    This image keeps changing. As students become more comfortable with me – and more confident, they start adding more ideas and information here. It is fascinating to see how many students ask to get away from the brick and mortar. They want field trips, walks, and to learn outside.

     

    Online

    Blended learning is not only going to provide more solid communication and on-going information for students and parents, but also more access to content and learning. While it might be surprising to some (ha, ha!), I am not the bearer of all knowledge and information.  Neither is the Internet. A blended learning platform (where students can also learn online) such as EDMODO (something new I’m trying this year) will allow me to facilitate content that is rich and diverse to a group of students that vary greatly in learning needs.  As well, each student will be given a personal blog, and will have access to my daily plans through Google Docs and our classroom blog (another huge accountability risk that is worth the immense outcome).

     Community

    My favourite learning space – The real world.  This year, I’ve established a partnership with the Hamilton Farmers Market where students will get a chance to learn stories of the lives of real Hamiltonians. Students will learn to shop, cook and share resources.  Most importantly, they will have an opportunity to socialize and interact with citizens and with each other in authentic ways. With some structure and guidance, they will have a chance to apply what they have learned at school to something real.

     

    We have also arrange for several community walks. Our school location is surrounded by hundreds of acres of forests (Royal Botanical Gardens) and wooded trails. The colours, smells, sounds and wildlife are the inspiration I’ll need when teaching poetry and creative writing. Perfect for finding space and time to talk, share and develop a real sense of self.

     

     

    Print Friendly, PDF & Email
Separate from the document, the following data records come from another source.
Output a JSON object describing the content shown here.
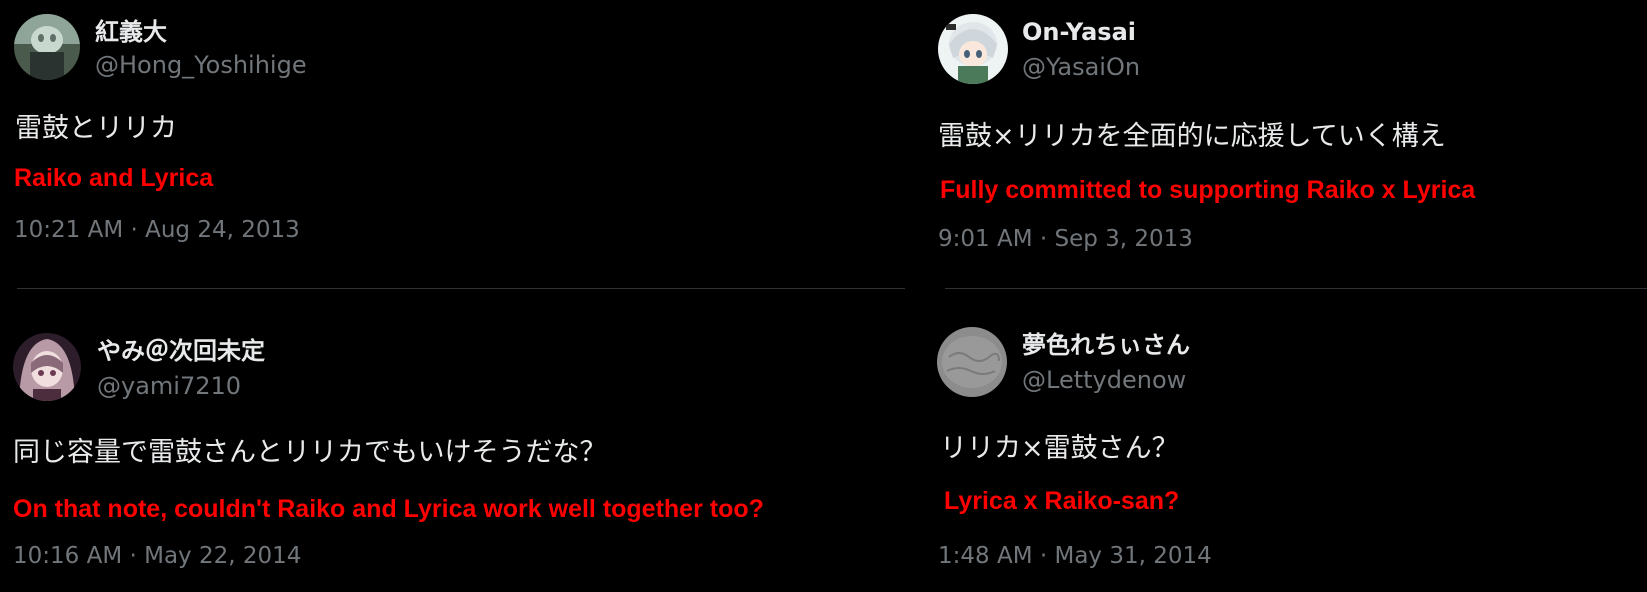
{
  "colors": {
    "background": "#000000",
    "primary_text": "#e7e9ea",
    "secondary_text": "#71767b",
    "translation": "#ff0000",
    "divider": "#2f3336"
  },
  "tweets": [
    {
      "display_name": "紅義大",
      "handle": "@Hong_Yoshihige",
      "text": "雷鼓とリリカ",
      "translation": "Raiko and Lyrica",
      "timestamp": "10:21 AM · Aug 24, 2013",
      "avatar_icon": "avatar-image"
    },
    {
      "display_name": "On-Yasai",
      "handle": "@YasaiOn",
      "text": "雷鼓×リリカを全面的に応援していく構え",
      "translation": "Fully committed to supporting Raiko x Lyrica",
      "timestamp": "9:01 AM · Sep 3, 2013",
      "avatar_icon": "avatar-image"
    },
    {
      "display_name": "やみ＠次回未定",
      "handle": "@yami7210",
      "text": "同じ容量で雷鼓さんとリリカでもいけそうだな？",
      "translation": "On that note, couldn't Raiko and Lyrica work well together too?",
      "timestamp": "10:16 AM · May 22, 2014",
      "avatar_icon": "avatar-image"
    },
    {
      "display_name": "夢色れちぃさん",
      "handle": "@Lettydenow",
      "text": "リリカ×雷鼓さん？",
      "translation": "Lyrica x Raiko-san?",
      "timestamp": "1:48 AM · May 31, 2014",
      "avatar_icon": "avatar-image"
    }
  ]
}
    Ultimate Learning Space

    Today, I had the wonderful experience of meeting Paul Takala (Diretor of Digital Technology), from the Hamilton Public Library. It is he, that prompted this post and the pencast interview that follows.

    The story starts last January when I walked into the Hamilton Public Library and wept. My two boys, were stunned. “Mom, don’t cry, they fixed it…”. But, I was so choked up because the new space was such a great example (in my opinion) of a rich, diverse, and connected learning space and with a variety of tools (a teachers dream come true). Standing in one spot, with the ceiling to floor window giving me natural light, I could see by boys playing on the touch screen computers in the child section, the fish tanks, the parents reading in the cozy corners with their children, the couches and round tables, the fireplace, the self checkouts, the GIANT window overlooking the Farmers Market (which is also amazing), the 50 computers, all being used, and I can’t forget the LONG table with power and internet plugs for people to bring their in own devices. My words do not give it justice, but these pictures do: Information and photos: http://www.loveitalot.com/2011/01/hpl.html

    I stood there, stared, (and stopped weeping) and thought – if I was teaching in a class right now (at the moment I’m seconded to Brock), I would want to bring my students here weekly. Maybe we could curate an exhibit? Maybe we could be leaders and teach adults how to use some learning tools? Maybe we could use the research tools and work on a variety of inquiry based and problem based lessons and be surrounded by resources and people that would help us?

    I’m glad to have met Paul and that he agreed to share a quick audio note with me about the Library:

    Print Friendly, PDF & Email